For bitcoin lovers motivated by something other than amusement and greed, it's self-evident that blockchain will eventually render obsolete any individual who now occupies a privileged position in the legacy financial system. You don't reach this conclusion through rational argument, but through something like divine revelation. For the fat and happy occupants of the existing order, then, denying the inevitability of a bitcoin future is either an act of hubristic denial or an admission of pitiful ignorance. And that's why it's so satisfying to watch a guy like Jamie Dimon turnuphisnose at bitcoin and the basement-dwelling mongrels who support it. He plays the arrogant villain to a T.
So one can only imagine the delight in Cryptostan if, during Senate confirmation hearings Tuesday, Fed chair appointee Jerome Powell had taken the opportunity to denounce bitcoin, dismiss the revolutionary potential of the blockchain, and declare eternal victory for fiat money. Instead, when asked by Sen. Dean Heller about bitcoin's current, bonkers rally, we got this:
We are watching all of those technologies. It’s something we have to do, I think, and it’s something that’s actually enjoyable and interesting to do.
That's not right at all. There was no maniacal cackle, no self-satisfied guffaw, not even a subtle eye roll. Instead, Powell gave off a vibe that fell somewhere between broadly curious and just-a-second-lemme-check-my-Coinbase-account. It's actually kind of pleasing to imagine Powell holding onto a few bitcoins, at least for the dumb thrill of it. A crypto stash could serve as a sort of insurance policy against the unthinkable scenario of bitcoin actually displacing the dollar and thus Powell's employer. Sure, he probably doesn't have any bitcoins, but nothing in his comments Tuesday suggested otherwise:

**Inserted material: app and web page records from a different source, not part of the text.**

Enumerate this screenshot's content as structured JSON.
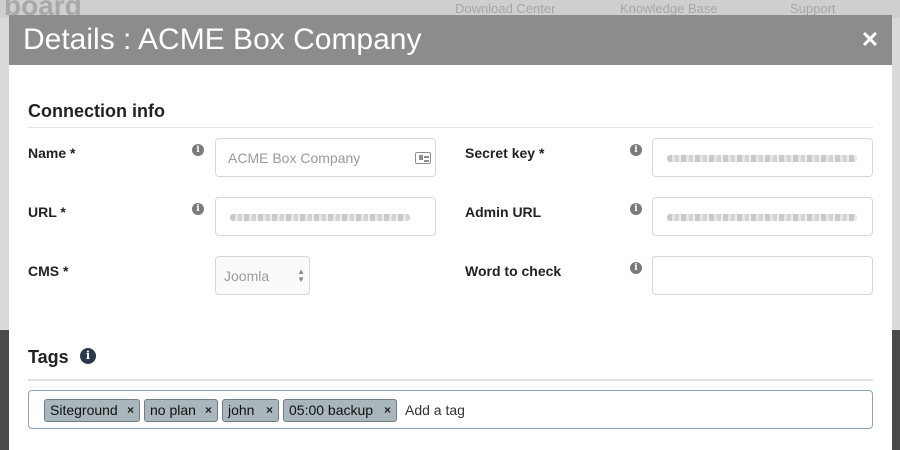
{
  "background": {
    "logo_fragment": "board",
    "nav": [
      "Download Center",
      "Knowledge Base",
      "Support"
    ]
  },
  "modal": {
    "title": "Details : ACME Box Company",
    "close_icon": "close-icon"
  },
  "connection": {
    "section_title": "Connection info",
    "name": {
      "label": "Name *",
      "value": "ACME Box Company"
    },
    "url": {
      "label": "URL *",
      "value": ""
    },
    "cms": {
      "label": "CMS *",
      "selected": "Joomla"
    },
    "secret_key": {
      "label": "Secret key *",
      "value": ""
    },
    "admin_url": {
      "label": "Admin URL",
      "value": ""
    },
    "word_to_check": {
      "label": "Word to check",
      "value": ""
    }
  },
  "tags": {
    "section_title": "Tags",
    "items": [
      "Siteground",
      "no plan",
      "john",
      "05:00 backup"
    ],
    "remove_glyph": "×",
    "add_placeholder": "Add a tag"
  },
  "colors": {
    "header": "#8c8c8c",
    "tag_bg": "#a9b7bd"
  }
}
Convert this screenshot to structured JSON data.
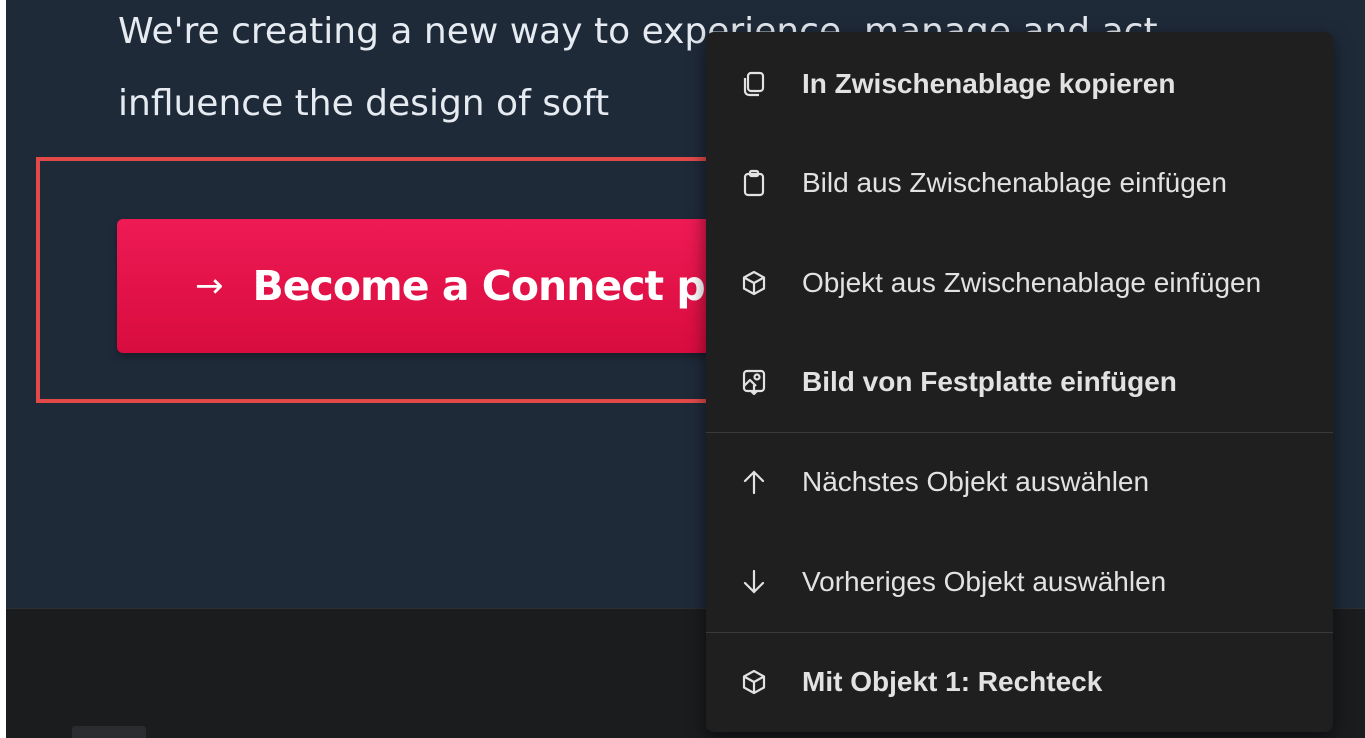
{
  "page": {
    "hero_line_1": "We're creating a new way to experience, manage and act",
    "hero_line_2": "influence the design of soft",
    "cta_label": "Become a Connect pio",
    "cta_arrow": "→"
  },
  "context_menu": {
    "items": [
      {
        "label": "In Zwischenablage kopieren",
        "icon": "copy-icon"
      },
      {
        "label": "Bild aus Zwischenablage einfügen",
        "icon": "clipboard-icon"
      },
      {
        "label": "Objekt aus Zwischenablage einfügen",
        "icon": "cube-icon"
      },
      {
        "label": "Bild von Festplatte einfügen",
        "icon": "image-upload-icon"
      },
      {
        "label": "Nächstes Objekt auswählen",
        "icon": "arrow-up-icon"
      },
      {
        "label": "Vorheriges Objekt auswählen",
        "icon": "arrow-down-icon"
      },
      {
        "label": "Mit Objekt 1: Rechteck",
        "icon": "cube-icon"
      }
    ]
  },
  "colors": {
    "hero_bg": "#1f2a39",
    "cta_bg": "#e8134a",
    "selection_frame": "#e24a4a",
    "menu_bg": "#1f1f20"
  }
}
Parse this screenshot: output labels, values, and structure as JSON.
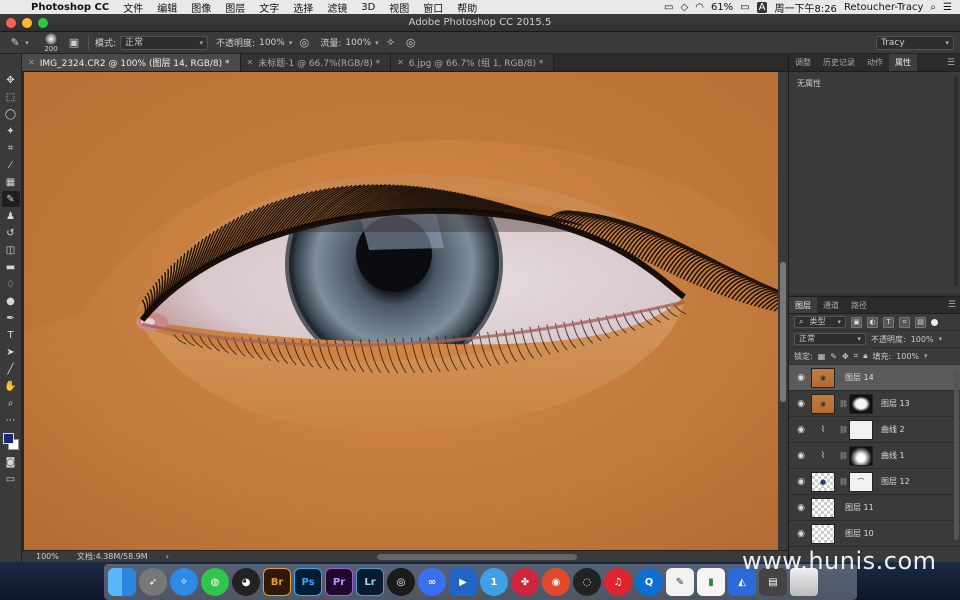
{
  "menubar": {
    "app_name": "Photoshop CC",
    "menus": [
      "文件",
      "编辑",
      "图像",
      "图层",
      "文字",
      "选择",
      "滤镜",
      "3D",
      "视图",
      "窗口",
      "帮助"
    ],
    "battery": "61%",
    "input_method": "A",
    "clock": "周一下午8:26",
    "user": "Retoucher-Tracy"
  },
  "window": {
    "title": "Adobe Photoshop CC 2015.5"
  },
  "options": {
    "brush_size": "200",
    "mode_label": "模式:",
    "mode_value": "正常",
    "opacity_label": "不透明度:",
    "opacity_value": "100%",
    "flow_label": "流量:",
    "flow_value": "100%",
    "workspace": "Tracy"
  },
  "tabs": [
    {
      "label": "IMG_2324.CR2 @ 100% (图层 14, RGB/8) *"
    },
    {
      "label": "未标题-1 @ 66.7%(RGB/8) *"
    },
    {
      "label": "6.jpg @ 66.7% (组 1, RGB/8) *"
    }
  ],
  "status": {
    "zoom": "100%",
    "doc": "文档:4.38M/58.9M"
  },
  "props_panel": {
    "tabs": [
      "调整",
      "历史记录",
      "动作",
      "属性"
    ],
    "active_tab": "属性",
    "content": "无属性"
  },
  "layers_panel": {
    "tabs": [
      "图层",
      "通道",
      "路径"
    ],
    "filter_label": "类型",
    "blend_mode": "正常",
    "opacity_label": "不透明度:",
    "opacity_value": "100%",
    "lock_label": "锁定:",
    "fill_label": "填充:",
    "fill_value": "100%",
    "layers": [
      {
        "name": "图层 14",
        "selected": true
      },
      {
        "name": "图层 13",
        "selected": false
      },
      {
        "name": "曲线 2",
        "selected": false
      },
      {
        "name": "曲线 1",
        "selected": false
      },
      {
        "name": "图层 12",
        "selected": false
      },
      {
        "name": "图层 11",
        "selected": false
      },
      {
        "name": "图层 10",
        "selected": false
      }
    ]
  },
  "dock": {
    "labels": {
      "br": "Br",
      "ps": "Ps",
      "pr": "Pr",
      "lr": "Lr",
      "one": "1"
    }
  },
  "watermark": "www.hunis.com",
  "colors": {
    "foreground_swatch": "#1d2a70",
    "background_swatch": "#ffffff",
    "skin": "#c8803f"
  }
}
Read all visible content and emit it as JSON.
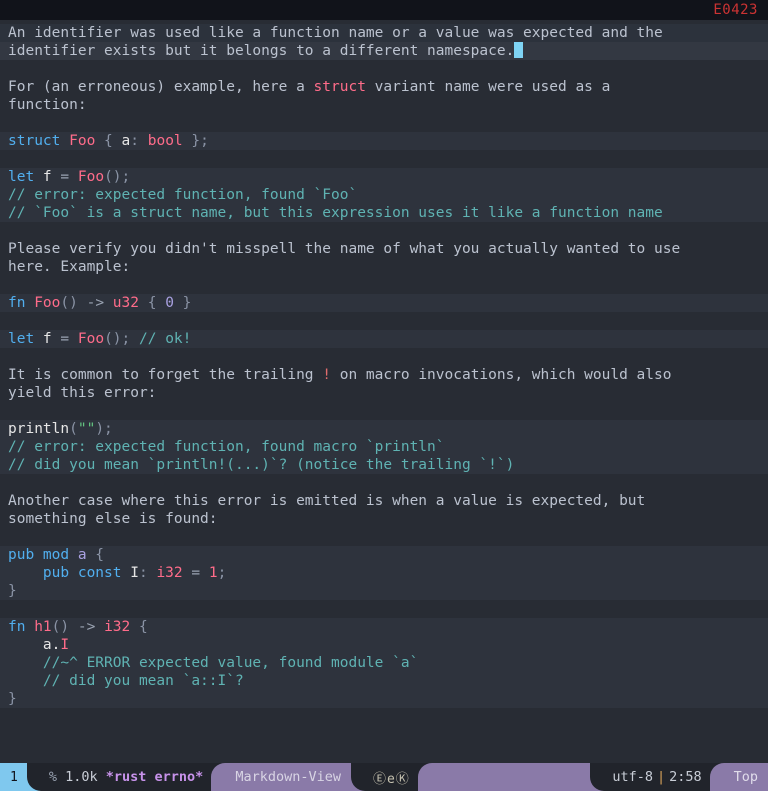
{
  "header": {
    "error_code": "E0423"
  },
  "buffer": {
    "lines": [
      {
        "id": "l1",
        "hl": "region",
        "segs": [
          {
            "c": "txt",
            "t": "An identifier was used like a function name or a value was expected and the"
          }
        ]
      },
      {
        "id": "l2",
        "hl": "current",
        "segs": [
          {
            "c": "txt",
            "t": "identifier exists but it belongs to a different namespace."
          },
          {
            "c": "cursor",
            "t": " "
          }
        ]
      },
      {
        "id": "l3",
        "hl": "none",
        "segs": []
      },
      {
        "id": "l4",
        "hl": "none",
        "segs": [
          {
            "c": "txt",
            "t": "For (an erroneous) example, here a "
          },
          {
            "c": "type",
            "t": "struct"
          },
          {
            "c": "txt",
            "t": " variant name were used as a"
          }
        ]
      },
      {
        "id": "l5",
        "hl": "none",
        "segs": [
          {
            "c": "txt",
            "t": "function:"
          }
        ]
      },
      {
        "id": "l6",
        "hl": "none",
        "segs": []
      },
      {
        "id": "l7",
        "hl": "code",
        "segs": [
          {
            "c": "kw",
            "t": "struct"
          },
          {
            "c": "txt",
            "t": " "
          },
          {
            "c": "type",
            "t": "Foo"
          },
          {
            "c": "punc",
            "t": " { "
          },
          {
            "c": "white",
            "t": "a"
          },
          {
            "c": "punc",
            "t": ": "
          },
          {
            "c": "type",
            "t": "bool"
          },
          {
            "c": "punc",
            "t": " };"
          }
        ]
      },
      {
        "id": "l8",
        "hl": "none",
        "segs": []
      },
      {
        "id": "l9",
        "hl": "code",
        "segs": [
          {
            "c": "kw",
            "t": "let"
          },
          {
            "c": "white",
            "t": " f "
          },
          {
            "c": "op",
            "t": "="
          },
          {
            "c": "txt",
            "t": " "
          },
          {
            "c": "fn",
            "t": "Foo"
          },
          {
            "c": "punc",
            "t": "();"
          }
        ]
      },
      {
        "id": "l10",
        "hl": "code",
        "segs": [
          {
            "c": "cmt",
            "t": "// error: expected function, found `Foo`"
          }
        ]
      },
      {
        "id": "l11",
        "hl": "code",
        "segs": [
          {
            "c": "cmt",
            "t": "// `Foo` is a struct name, but this expression uses it like a function name"
          }
        ]
      },
      {
        "id": "l12",
        "hl": "none",
        "segs": []
      },
      {
        "id": "l13",
        "hl": "none",
        "segs": [
          {
            "c": "txt",
            "t": "Please verify you didn't misspell the name of what you actually wanted to use"
          }
        ]
      },
      {
        "id": "l14",
        "hl": "none",
        "segs": [
          {
            "c": "txt",
            "t": "here. Example:"
          }
        ]
      },
      {
        "id": "l15",
        "hl": "none",
        "segs": []
      },
      {
        "id": "l16",
        "hl": "code",
        "segs": [
          {
            "c": "kw",
            "t": "fn"
          },
          {
            "c": "txt",
            "t": " "
          },
          {
            "c": "fn",
            "t": "Foo"
          },
          {
            "c": "punc",
            "t": "()"
          },
          {
            "c": "op",
            "t": " -> "
          },
          {
            "c": "type",
            "t": "u32"
          },
          {
            "c": "punc",
            "t": " { "
          },
          {
            "c": "num",
            "t": "0"
          },
          {
            "c": "punc",
            "t": " }"
          }
        ]
      },
      {
        "id": "l17",
        "hl": "none",
        "segs": []
      },
      {
        "id": "l18",
        "hl": "code",
        "segs": [
          {
            "c": "kw",
            "t": "let"
          },
          {
            "c": "white",
            "t": " f "
          },
          {
            "c": "op",
            "t": "="
          },
          {
            "c": "txt",
            "t": " "
          },
          {
            "c": "fn",
            "t": "Foo"
          },
          {
            "c": "punc",
            "t": "(); "
          },
          {
            "c": "cmt",
            "t": "// ok!"
          }
        ]
      },
      {
        "id": "l19",
        "hl": "none",
        "segs": []
      },
      {
        "id": "l20",
        "hl": "none",
        "segs": [
          {
            "c": "txt",
            "t": "It is common to forget the trailing "
          },
          {
            "c": "bang",
            "t": "!"
          },
          {
            "c": "txt",
            "t": " on macro invocations, which would also"
          }
        ]
      },
      {
        "id": "l21",
        "hl": "none",
        "segs": [
          {
            "c": "txt",
            "t": "yield this error:"
          }
        ]
      },
      {
        "id": "l22",
        "hl": "none",
        "segs": []
      },
      {
        "id": "l23",
        "hl": "code",
        "segs": [
          {
            "c": "white",
            "t": "println"
          },
          {
            "c": "punc",
            "t": "("
          },
          {
            "c": "str",
            "t": "\"\""
          },
          {
            "c": "punc",
            "t": ");"
          }
        ]
      },
      {
        "id": "l24",
        "hl": "code",
        "segs": [
          {
            "c": "cmt",
            "t": "// error: expected function, found macro `println`"
          }
        ]
      },
      {
        "id": "l25",
        "hl": "code",
        "segs": [
          {
            "c": "cmt",
            "t": "// did you mean `println!(...)`? (notice the trailing `!`)"
          }
        ]
      },
      {
        "id": "l26",
        "hl": "none",
        "segs": []
      },
      {
        "id": "l27",
        "hl": "none",
        "segs": [
          {
            "c": "txt",
            "t": "Another case where this error is emitted is when a value is expected, but"
          }
        ]
      },
      {
        "id": "l28",
        "hl": "none",
        "segs": [
          {
            "c": "txt",
            "t": "something else is found:"
          }
        ]
      },
      {
        "id": "l29",
        "hl": "none",
        "segs": []
      },
      {
        "id": "l30",
        "hl": "code",
        "segs": [
          {
            "c": "kw",
            "t": "pub mod"
          },
          {
            "c": "txt",
            "t": " "
          },
          {
            "c": "mod",
            "t": "a"
          },
          {
            "c": "punc",
            "t": " {"
          }
        ]
      },
      {
        "id": "l31",
        "hl": "code",
        "segs": [
          {
            "c": "kw",
            "t": "    pub const"
          },
          {
            "c": "white",
            "t": " I"
          },
          {
            "c": "punc",
            "t": ": "
          },
          {
            "c": "type",
            "t": "i32"
          },
          {
            "c": "op",
            "t": " = "
          },
          {
            "c": "type",
            "t": "1"
          },
          {
            "c": "punc",
            "t": ";"
          }
        ]
      },
      {
        "id": "l32",
        "hl": "code",
        "segs": [
          {
            "c": "punc",
            "t": "}"
          }
        ]
      },
      {
        "id": "l33",
        "hl": "none",
        "segs": []
      },
      {
        "id": "l34",
        "hl": "code",
        "segs": [
          {
            "c": "kw",
            "t": "fn"
          },
          {
            "c": "txt",
            "t": " "
          },
          {
            "c": "fn",
            "t": "h1"
          },
          {
            "c": "punc",
            "t": "()"
          },
          {
            "c": "op",
            "t": " -> "
          },
          {
            "c": "type",
            "t": "i32"
          },
          {
            "c": "punc",
            "t": " {"
          }
        ]
      },
      {
        "id": "l35",
        "hl": "code",
        "segs": [
          {
            "c": "white",
            "t": "    a."
          },
          {
            "c": "type",
            "t": "I"
          }
        ]
      },
      {
        "id": "l36",
        "hl": "code",
        "segs": [
          {
            "c": "cmt",
            "t": "    //~^ ERROR expected value, found module `a`"
          }
        ]
      },
      {
        "id": "l37",
        "hl": "code",
        "segs": [
          {
            "c": "cmt",
            "t": "    // did you mean `a::I`?"
          }
        ]
      },
      {
        "id": "l38",
        "hl": "code",
        "segs": [
          {
            "c": "punc",
            "t": "}"
          }
        ]
      }
    ]
  },
  "modeline": {
    "window_number": "1",
    "buffer_percent": "%",
    "buffer_size": "1.0k",
    "buffer_name": "*rust errno*",
    "major_mode": "Markdown-View",
    "minor_modes": "ⒺeⓀ",
    "encoding": "utf-8",
    "separator": "|",
    "position": "2:58",
    "scroll_state": "Top"
  }
}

There’s no question that valuations have really gone up quite a lot in the last year or so. I don’t have a view on the appropriate level of the valuation, of course. From our standpoint cryptocurrencies are something we monitor very carefully. We actually look at blockchain as something that may have significant applications in the wholesale payments part of the economy, something we pay close attention to.
That's not to say Powell wasn't somewhat dismissive of suggestions that the crypto rally might have the same kinds of wider economic consequences as the dot-com bubble:
In the long, long run [cryptocurrencies] could matter. They don’t really matter today. They’re just not big enough. There isn’t anywhere near close to enough volume for it to matter.
Despite alarmist suggestions to the contrary, this is the correct take. In purely market terms, cryptos are a fun little sideshow that we can all enjoy pointing and laughing at from the safety of a real economy and, hey, maybe even bet a few bucks on. For a soon-to-be Fed chairman, bitcoin is of as much concern as a stray kitten. He'll have to wait an see whether it will grow into a tiger or a housecat, but for now he's content to sit and smile at it.